Moments later, he clarifies the comments about John Singleton’s television series that depicts the origins of the free-base form of the powdered substance. “I love the show, [but] that sh*t was made in a laboratory.” T.I. states, “[Crack c*caine] was put there to destroy us. We endured it. We survived it.” Referring to his music and culture, he says, “This is our celebration. Look at us as war veterans—veterans of The War On Drugs. If we went to Iraq, I’m sure there were heinous things we had to do in order to survive and in order to make it back. I’m sure there were people who died to the left or the right of us. I’m sure there were some tragedies, unspeakable, that we shouldn’t be proud of, that we had to do in order to make it back. But, we made it back. And if we make it back, if two or three of us get in a room together, we’re gonna tell our stories! And when Veteran’s Day comes up, we’re gonna celebrate! Because that’s our day. I can’t tell no soldier who’s gone off to fight and kill for a reason that they didn’t even know about—and I may not agree with—I can’t tell them not to celebrate, because that’s them celebrating the fact that they survived their horrendous conditions and they endured their pain. I can’t tell them how to celebrate that. This is our pain! These were our horrendous conditions that we endured, we overcame. They did not break us, and even more so, we found a way to make millions off of that.
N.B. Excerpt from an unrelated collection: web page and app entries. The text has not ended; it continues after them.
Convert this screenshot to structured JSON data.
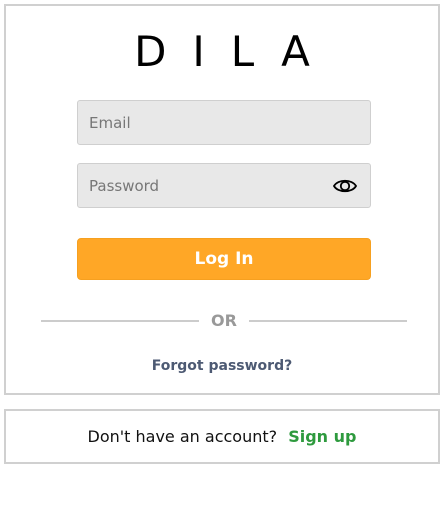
{
  "brand": {
    "logo_text": "DILA"
  },
  "form": {
    "email_placeholder": "Email",
    "email_value": "",
    "password_placeholder": "Password",
    "password_value": "",
    "login_label": "Log In",
    "divider_text": "OR",
    "forgot_password_label": "Forgot password?"
  },
  "signup": {
    "prompt_text": "Don't have an account?",
    "link_label": "Sign up"
  },
  "colors": {
    "accent": "#ffa726",
    "signup_link": "#2e9a3e",
    "forgot_link": "#4d5a73",
    "field_bg": "#e8e8e8",
    "border": "#d0d0d0"
  },
  "icons": {
    "password_toggle": "eye-icon"
  }
}
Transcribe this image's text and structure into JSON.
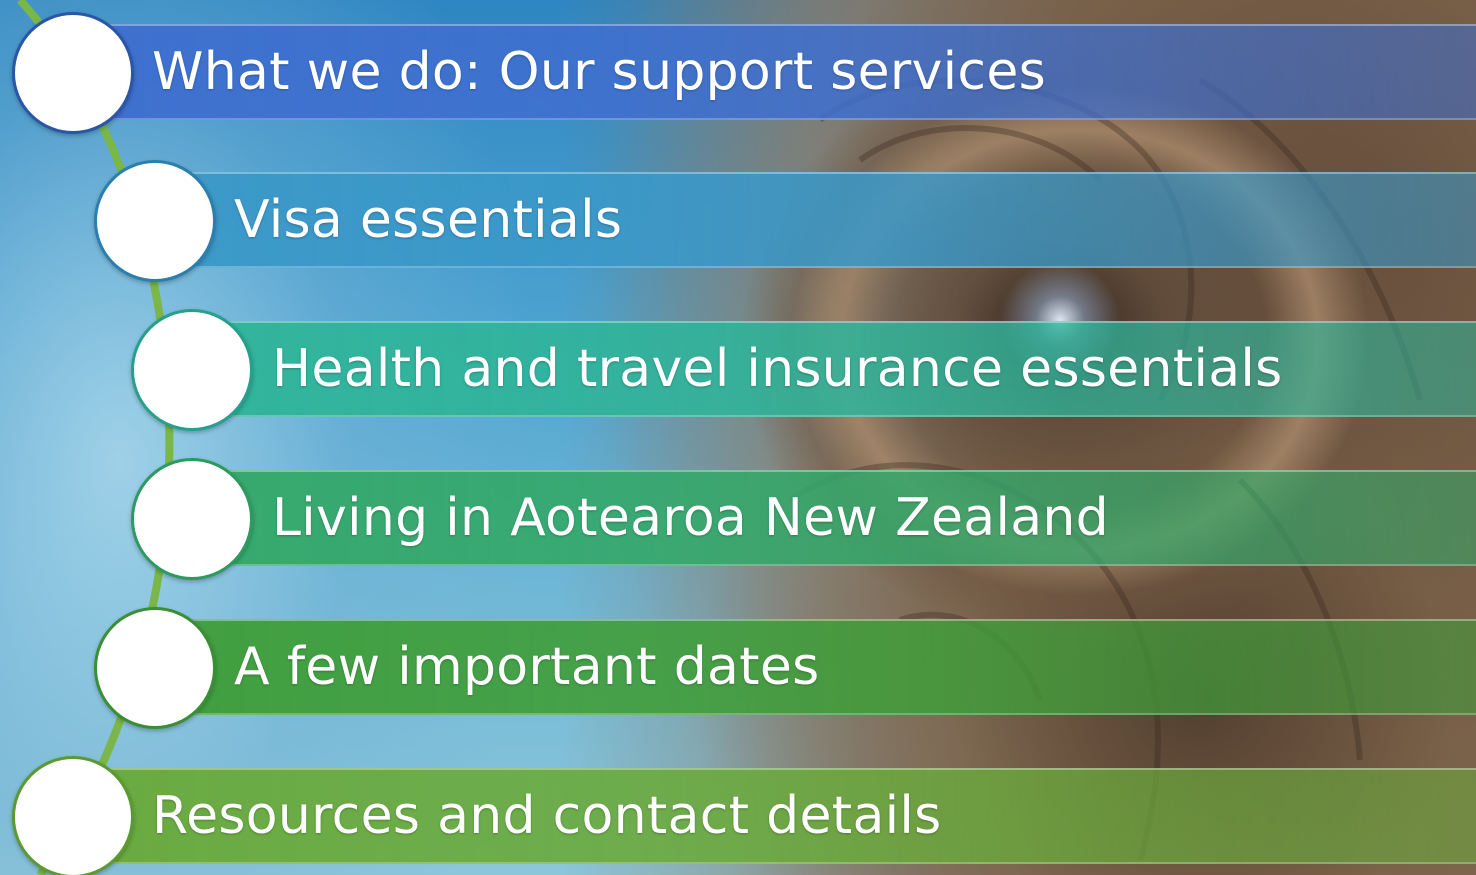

So you can’t tell me how to celebrate my pain.”
Long before trapping, T.I. also describes his foray into hustling. At 13:00, he says, “Me, I was an entrepreneur even before I got to the crack game. The crack game was attractive to me because I was already an entrepreneur, and I just saw that it had better margins than my present industry. I started out selling candy; I sold candy in fourth, fifth, and sixth grade. I started out in fourth grade, because I traveled from Atlanta to New York every summer to visit my pops. So I spent all of my summers in New York, Upper Manhattan and in Harlem.”
The artist who has worked with Uptown rappers including Jim Jones, A$AP Rocky, and Cam’ron continues, “So I would go from Section 8 and the ghetto to stay with my pops in the summer. When I left every summer, he’d peel me off about $300-400, and send me back. So by the second or third summer, I was starting to think [about] how I could stretch this money from the time I get off this plane to the next time I see him, which is gonna be Christmas.” Tip says that his grandmother would take him to Sam’s Club to buy wholesale candy. “I’d package it up. My goal was to make $20 a day.” Grossing $100 per week, T.I. estimated that it would give him enough money to last the period. “I went from $20 a day to $30 a day to $50 a day to where when I got to fifth grade, I was giving my teacher, Mr. Flynn—I gave him a Snicker a day to turn [his] head while I sold candy. In sixth grade, I had lockers on each hallway and other cats working for me, selling candy. I gave ’em a $25 pack of candy. And if they sold all of it, they’d get $5.” T.I. says this mentality came out of need. He does add that his father owned a candy store in Harlem, and he witnessed the distribution process. T.I. goes on to tell how his “grand hustle” moved into stolen Starter jackets in junior high school.
Last year, T.I. released DIME TRAP. It features Anderson .Paak, Meek Mill, and Jeezy, among others.